Many people left “Starfall” voicing opinions criticizing the show for its appropriation of Japanese culture and tradition. While it’s true that the performers were not born within this culture, and that the production utilized items like kimonos and fans, these seemed to me more the accessories of a technical form than an act of cultural mimicry.
“It was important to me, and to everyone working on ‘Starfall,’ that we weren’t perceived as Americans pretending to be kabuki performers, or, worse, Westerners who are fascinated with the East because it is different and exciting,” Herman-Holland wrote. “We wanted to explore a style that we admire—while acknowledging we know little about it—with the purpose of learning about it and applying it to the only context we know well, which is our own.”
Martinez, for his part, has extensive experience with breakdancing, and used his connection to that to bridge the gap between the seemingly disparate form and his own experience.
“Having b-boyed… for nearly four years, I know the importance of situating yourself in a culture when you are not immediately there to experience its formation and diffusion,” Martinez wrote. “I contextualize my relationship with b-boy and b-girl culture by knowing the history, participating in the spread of the language and humbling myself in the face of a very rich social movement that has globalized into a movement phenomenon.”
Herman-Holland said she believed the final product struck that balance well.
“What I hope was that when we presented the new style of dance we’d created, being performed to the songs of today’s young people, we were presenting a blend of styles that was both our own and not our own, and respectful to the form we’d originally set out to explore,” she wrote.

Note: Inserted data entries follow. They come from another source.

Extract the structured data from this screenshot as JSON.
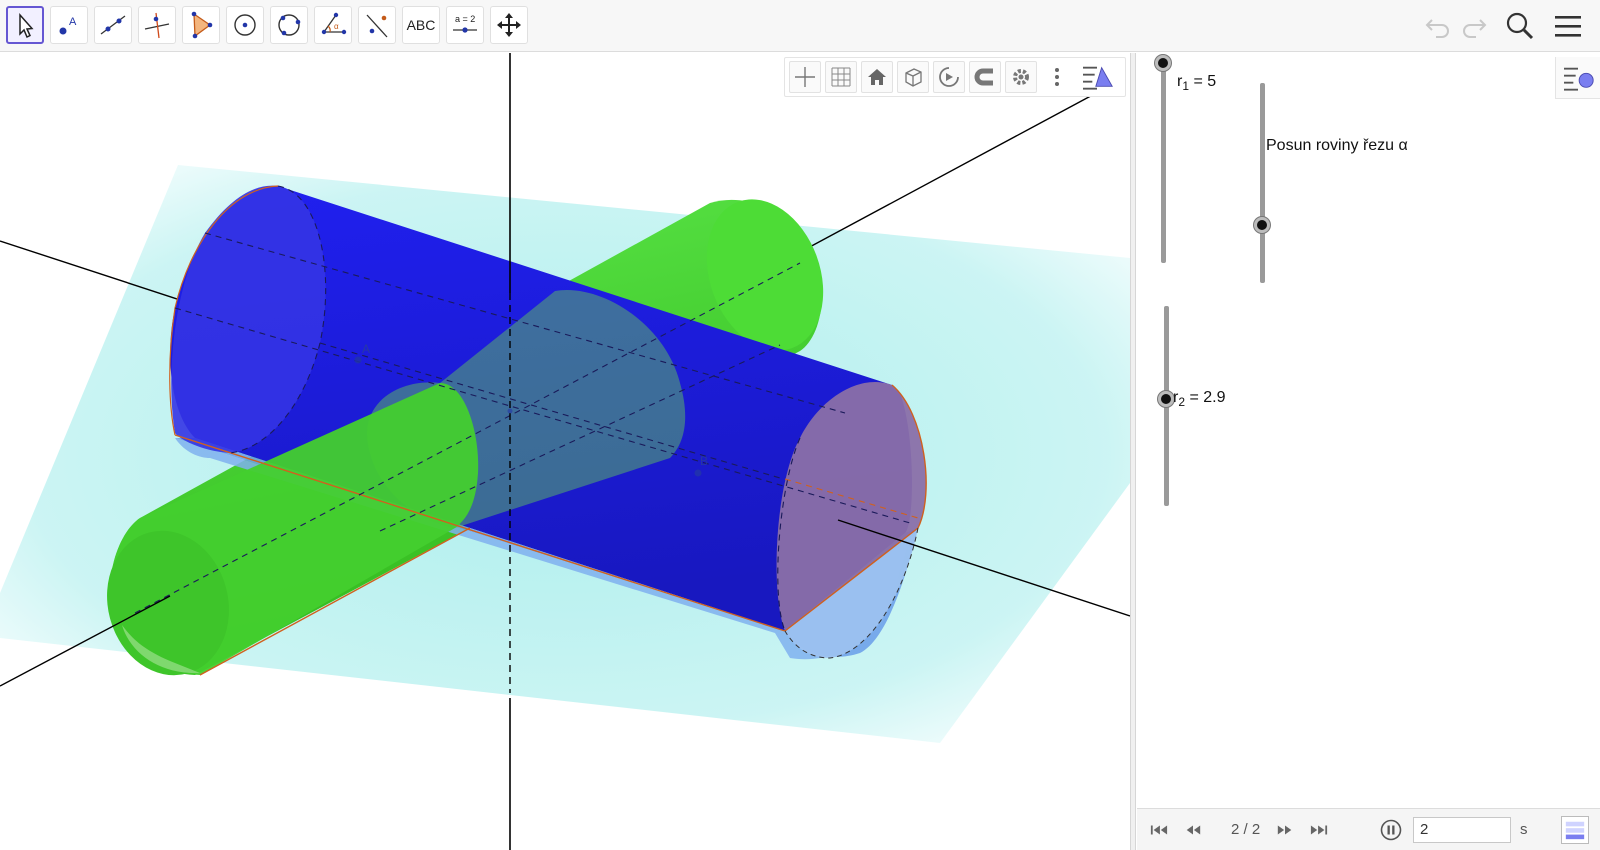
{
  "toolbar": {
    "tools": [
      {
        "name": "move-tool",
        "icon": "cursor-arrow-icon",
        "selected": true
      },
      {
        "name": "point-tool",
        "icon": "point-a-icon",
        "label": "A"
      },
      {
        "name": "line-tool",
        "icon": "line-through-points-icon"
      },
      {
        "name": "perpendicular-line-tool",
        "icon": "perpendicular-line-icon"
      },
      {
        "name": "polygon-tool",
        "icon": "triangle-polygon-icon"
      },
      {
        "name": "circle-tool",
        "icon": "circle-center-icon"
      },
      {
        "name": "circle-three-points-tool",
        "icon": "circle-three-points-icon"
      },
      {
        "name": "angle-tool",
        "icon": "angle-alpha-icon",
        "label": "α"
      },
      {
        "name": "reflect-tool",
        "icon": "reflect-line-icon"
      },
      {
        "name": "text-tool",
        "icon": "text-icon",
        "label": "ABC"
      },
      {
        "name": "slider-tool",
        "icon": "slider-icon",
        "label": "a = 2"
      },
      {
        "name": "move-graphics-tool",
        "icon": "move-view-icon"
      }
    ],
    "undo_icon": "undo-icon",
    "redo_icon": "redo-icon",
    "search_icon": "search-icon",
    "menu_icon": "hamburger-menu-icon"
  },
  "graphics_bar": {
    "buttons": [
      "axes-icon",
      "grid-icon",
      "home-icon",
      "cube-icon",
      "rotate-view-icon",
      "magnet-snapping-icon",
      "settings-gear-icon",
      "more-vertical-icon",
      "style-bar-toggle-icon"
    ]
  },
  "scene": {
    "point_labels": [
      "A",
      "B"
    ],
    "colors": {
      "plane": "#bff0ef",
      "cylinder_large": "#1c1cd6",
      "cylinder_small": "#3fcf2a",
      "intersection": "#d0611e",
      "axis": "#000000"
    }
  },
  "sliders": [
    {
      "id": "r1",
      "symbol": "r",
      "sub": "1",
      "text": " = 5",
      "value": 5
    },
    {
      "id": "alpha",
      "text": "Posun roviny řezu α"
    },
    {
      "id": "r2",
      "symbol": "r",
      "sub": "2",
      "text": " = 2.9",
      "value": 2.9
    }
  ],
  "animation_bar": {
    "page": "2 / 2",
    "speed_value": "2",
    "unit": "s",
    "buttons": [
      "skip-first-icon",
      "rewind-icon",
      "fast-forward-icon",
      "skip-last-icon",
      "pause-icon"
    ],
    "keyboard_icon": "algebra-input-icon"
  }
}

“Starfall” may have been a display of a new medium of theater, one worth exploring and discussing far outside the venue. It may have been a really great concert that used skill and musical familiarity to bridge itself into something new and impressive. Above all else, though, it was one of the most technically impressive things I’ve seen at Wesleyan.